:: What needs to be done ::
Reproduce every record verbatim but drop the pictures.

Component data from apps and pages:

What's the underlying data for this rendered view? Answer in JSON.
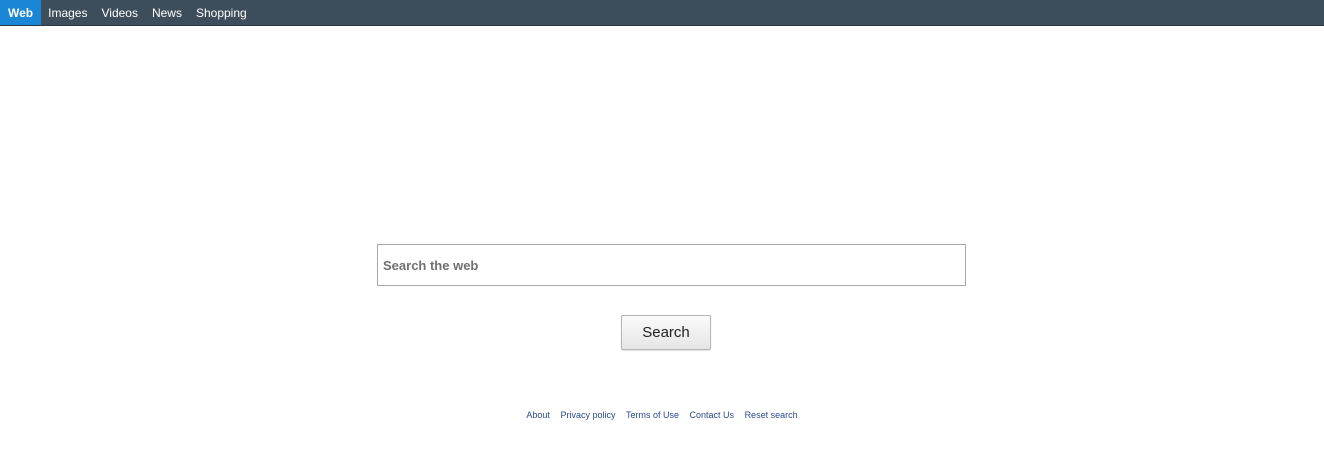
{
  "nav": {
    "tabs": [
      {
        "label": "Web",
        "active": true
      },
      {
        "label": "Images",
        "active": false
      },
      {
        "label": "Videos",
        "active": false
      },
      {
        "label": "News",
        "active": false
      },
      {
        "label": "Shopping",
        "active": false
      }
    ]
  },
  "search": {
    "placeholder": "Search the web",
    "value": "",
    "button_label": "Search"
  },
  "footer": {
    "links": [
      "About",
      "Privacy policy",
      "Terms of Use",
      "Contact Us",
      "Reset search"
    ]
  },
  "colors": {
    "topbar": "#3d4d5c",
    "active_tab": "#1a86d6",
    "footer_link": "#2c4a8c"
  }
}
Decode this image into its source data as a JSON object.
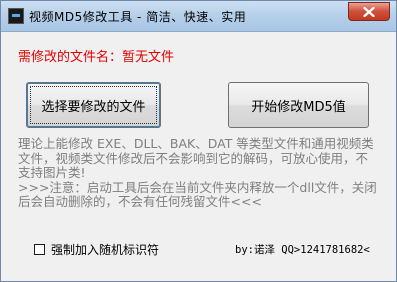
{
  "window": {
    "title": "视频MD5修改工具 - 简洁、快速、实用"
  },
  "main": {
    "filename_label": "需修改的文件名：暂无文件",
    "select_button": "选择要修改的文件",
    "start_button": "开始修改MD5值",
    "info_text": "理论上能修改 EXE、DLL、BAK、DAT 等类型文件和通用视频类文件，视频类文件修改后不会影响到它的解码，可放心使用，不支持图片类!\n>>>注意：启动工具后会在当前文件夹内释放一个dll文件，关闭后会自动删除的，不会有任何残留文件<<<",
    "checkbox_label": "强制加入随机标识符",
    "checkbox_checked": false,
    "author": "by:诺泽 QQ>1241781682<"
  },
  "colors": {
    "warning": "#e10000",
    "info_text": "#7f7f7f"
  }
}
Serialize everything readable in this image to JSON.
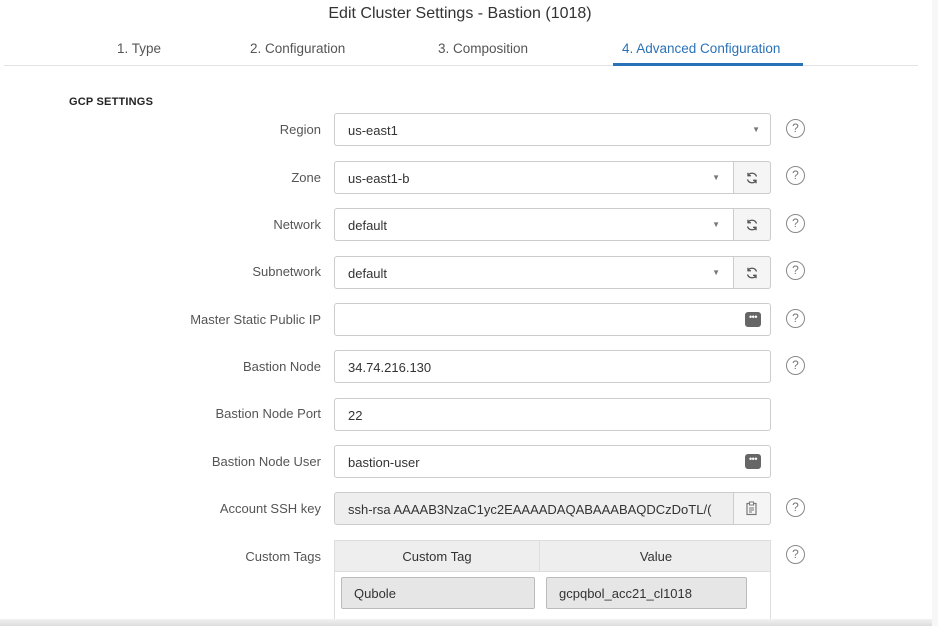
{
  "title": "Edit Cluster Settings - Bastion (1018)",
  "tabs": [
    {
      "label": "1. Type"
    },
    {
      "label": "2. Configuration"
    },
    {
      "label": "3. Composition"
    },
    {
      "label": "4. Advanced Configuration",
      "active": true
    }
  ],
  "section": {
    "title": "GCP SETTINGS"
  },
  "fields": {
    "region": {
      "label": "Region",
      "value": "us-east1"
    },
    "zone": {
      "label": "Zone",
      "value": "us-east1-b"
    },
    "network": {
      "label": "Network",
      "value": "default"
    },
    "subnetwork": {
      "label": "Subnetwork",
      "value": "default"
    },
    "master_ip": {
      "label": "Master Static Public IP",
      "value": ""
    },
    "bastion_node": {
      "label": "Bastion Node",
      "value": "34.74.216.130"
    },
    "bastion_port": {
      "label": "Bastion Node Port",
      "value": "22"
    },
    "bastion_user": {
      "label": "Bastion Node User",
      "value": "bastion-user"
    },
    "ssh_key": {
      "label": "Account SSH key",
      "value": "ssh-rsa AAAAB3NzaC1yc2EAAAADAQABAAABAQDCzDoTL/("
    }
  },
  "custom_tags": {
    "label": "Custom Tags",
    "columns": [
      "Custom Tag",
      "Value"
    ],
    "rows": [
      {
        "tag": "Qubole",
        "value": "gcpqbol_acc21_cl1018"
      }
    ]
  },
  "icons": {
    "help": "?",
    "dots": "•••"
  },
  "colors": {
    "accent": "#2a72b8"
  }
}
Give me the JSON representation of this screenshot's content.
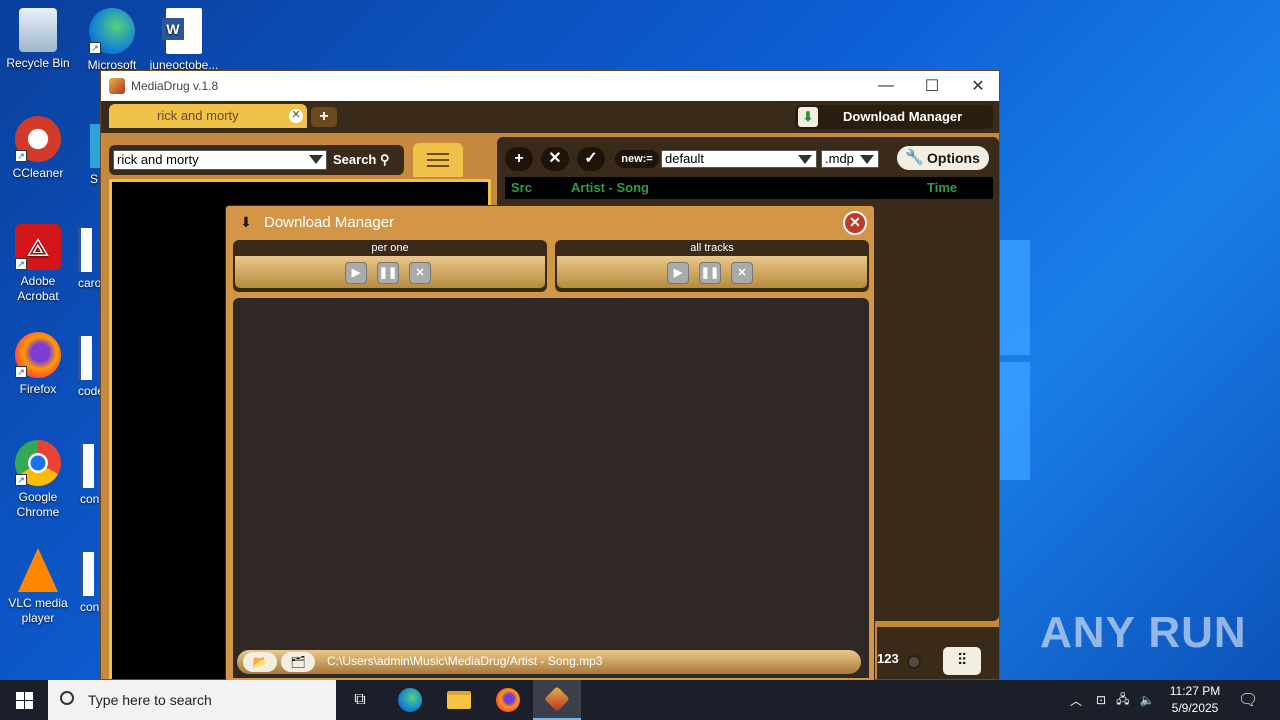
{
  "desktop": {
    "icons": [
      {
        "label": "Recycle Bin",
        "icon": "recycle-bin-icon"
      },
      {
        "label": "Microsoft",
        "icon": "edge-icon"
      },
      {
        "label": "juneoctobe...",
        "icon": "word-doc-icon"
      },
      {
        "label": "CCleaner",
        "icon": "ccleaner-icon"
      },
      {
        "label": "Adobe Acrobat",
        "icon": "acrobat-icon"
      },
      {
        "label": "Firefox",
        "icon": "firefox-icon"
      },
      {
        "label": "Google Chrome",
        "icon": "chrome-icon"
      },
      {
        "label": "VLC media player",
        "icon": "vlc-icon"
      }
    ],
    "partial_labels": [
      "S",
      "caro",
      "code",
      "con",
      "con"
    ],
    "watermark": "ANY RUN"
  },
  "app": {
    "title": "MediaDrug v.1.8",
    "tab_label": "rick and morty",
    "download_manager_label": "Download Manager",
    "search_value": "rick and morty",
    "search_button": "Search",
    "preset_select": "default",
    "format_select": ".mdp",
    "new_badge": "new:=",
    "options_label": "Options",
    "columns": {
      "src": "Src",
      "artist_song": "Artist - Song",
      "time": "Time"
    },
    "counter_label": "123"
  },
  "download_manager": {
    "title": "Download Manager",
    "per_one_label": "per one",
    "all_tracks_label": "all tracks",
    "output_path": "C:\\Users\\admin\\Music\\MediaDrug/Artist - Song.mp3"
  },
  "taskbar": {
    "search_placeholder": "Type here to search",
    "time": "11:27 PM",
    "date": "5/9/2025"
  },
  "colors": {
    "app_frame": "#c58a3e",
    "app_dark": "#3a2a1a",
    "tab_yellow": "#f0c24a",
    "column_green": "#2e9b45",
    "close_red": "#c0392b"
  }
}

:: The completed task ::
What's the underlying data for this rendered view? Answer in JSON.
{
  "nav": {
    "tabs": [
      {
        "label": "Web",
        "active": true
      },
      {
        "label": "Images",
        "active": false
      },
      {
        "label": "Videos",
        "active": false
      },
      {
        "label": "News",
        "active": false
      },
      {
        "label": "Shopping",
        "active": false
      }
    ]
  },
  "search": {
    "placeholder": "Search the web",
    "value": "",
    "button_label": "Search"
  },
  "footer": {
    "links": [
      "About",
      "Privacy policy",
      "Terms of Use",
      "Contact Us",
      "Reset search"
    ]
  },
  "colors": {
    "topbar": "#3d4d5c",
    "active_tab": "#1a86d6",
    "footer_link": "#2c4a8c"
  }
}
Decode this image into its source data as a JSON object.
{
  "window": {
    "title": "视频MD5修改工具 - 简洁、快速、实用"
  },
  "main": {
    "filename_label": "需修改的文件名：暂无文件",
    "select_button": "选择要修改的文件",
    "start_button": "开始修改MD5值",
    "info_text": "理论上能修改 EXE、DLL、BAK、DAT 等类型文件和通用视频类文件，视频类文件修改后不会影响到它的解码，可放心使用，不支持图片类!\n>>>注意：启动工具后会在当前文件夹内释放一个dll文件，关闭后会自动删除的，不会有任何残留文件<<<",
    "checkbox_label": "强制加入随机标识符",
    "checkbox_checked": false,
    "author": "by:诺泽 QQ>1241781682<"
  },
  "colors": {
    "warning": "#e10000",
    "info_text": "#7f7f7f"
  }
}
Serialize everything readable in this image to JSON.
{
  "title": "Edit Cluster Settings - Bastion (1018)",
  "tabs": [
    {
      "label": "1. Type"
    },
    {
      "label": "2. Configuration"
    },
    {
      "label": "3. Composition"
    },
    {
      "label": "4. Advanced Configuration",
      "active": true
    }
  ],
  "section": {
    "title": "GCP SETTINGS"
  },
  "fields": {
    "region": {
      "label": "Region",
      "value": "us-east1"
    },
    "zone": {
      "label": "Zone",
      "value": "us-east1-b"
    },
    "network": {
      "label": "Network",
      "value": "default"
    },
    "subnetwork": {
      "label": "Subnetwork",
      "value": "default"
    },
    "master_ip": {
      "label": "Master Static Public IP",
      "value": ""
    },
    "bastion_node": {
      "label": "Bastion Node",
      "value": "34.74.216.130"
    },
    "bastion_port": {
      "label": "Bastion Node Port",
      "value": "22"
    },
    "bastion_user": {
      "label": "Bastion Node User",
      "value": "bastion-user"
    },
    "ssh_key": {
      "label": "Account SSH key",
      "value": "ssh-rsa AAAAB3NzaC1yc2EAAAADAQABAAABAQDCzDoTL/("
    }
  },
  "custom_tags": {
    "label": "Custom Tags",
    "columns": [
      "Custom Tag",
      "Value"
    ],
    "rows": [
      {
        "tag": "Qubole",
        "value": "gcpqbol_acc21_cl1018"
      }
    ]
  },
  "icons": {
    "help": "?",
    "dots": "•••"
  },
  "colors": {
    "accent": "#2a72b8"
  }
}
Give me the JSON representation of this screenshot's content.
{
  "desktop": {
    "icons": [
      {
        "label": "Recycle Bin",
        "icon": "recycle-bin-icon"
      },
      {
        "label": "Microsoft",
        "icon": "edge-icon"
      },
      {
        "label": "juneoctobe...",
        "icon": "word-doc-icon"
      },
      {
        "label": "CCleaner",
        "icon": "ccleaner-icon"
      },
      {
        "label": "Adobe Acrobat",
        "icon": "acrobat-icon"
      },
      {
        "label": "Firefox",
        "icon": "firefox-icon"
      },
      {
        "label": "Google Chrome",
        "icon": "chrome-icon"
      },
      {
        "label": "VLC media player",
        "icon": "vlc-icon"
      }
    ],
    "partial_labels": [
      "S",
      "caro",
      "code",
      "con",
      "con"
    ],
    "watermark": "ANY RUN"
  },
  "app": {
    "title": "MediaDrug v.1.8",
    "tab_label": "rick and morty",
    "download_manager_label": "Download Manager",
    "search_value": "rick and morty",
    "search_button": "Search",
    "preset_select": "default",
    "format_select": ".mdp",
    "new_badge": "new:=",
    "options_label": "Options",
    "columns": {
      "src": "Src",
      "artist_song": "Artist - Song",
      "time": "Time"
    },
    "counter_label": "123"
  },
  "download_manager": {
    "title": "Download Manager",
    "per_one_label": "per one",
    "all_tracks_label": "all tracks",
    "output_path": "C:\\Users\\admin\\Music\\MediaDrug/Artist - Song.mp3"
  },
  "taskbar": {
    "search_placeholder": "Type here to search",
    "time": "11:27 PM",
    "date": "5/9/2025"
  },
  "colors": {
    "app_frame": "#c58a3e",
    "app_dark": "#3a2a1a",
    "tab_yellow": "#f0c24a",
    "column_green": "#2e9b45",
    "close_red": "#c0392b"
  }
}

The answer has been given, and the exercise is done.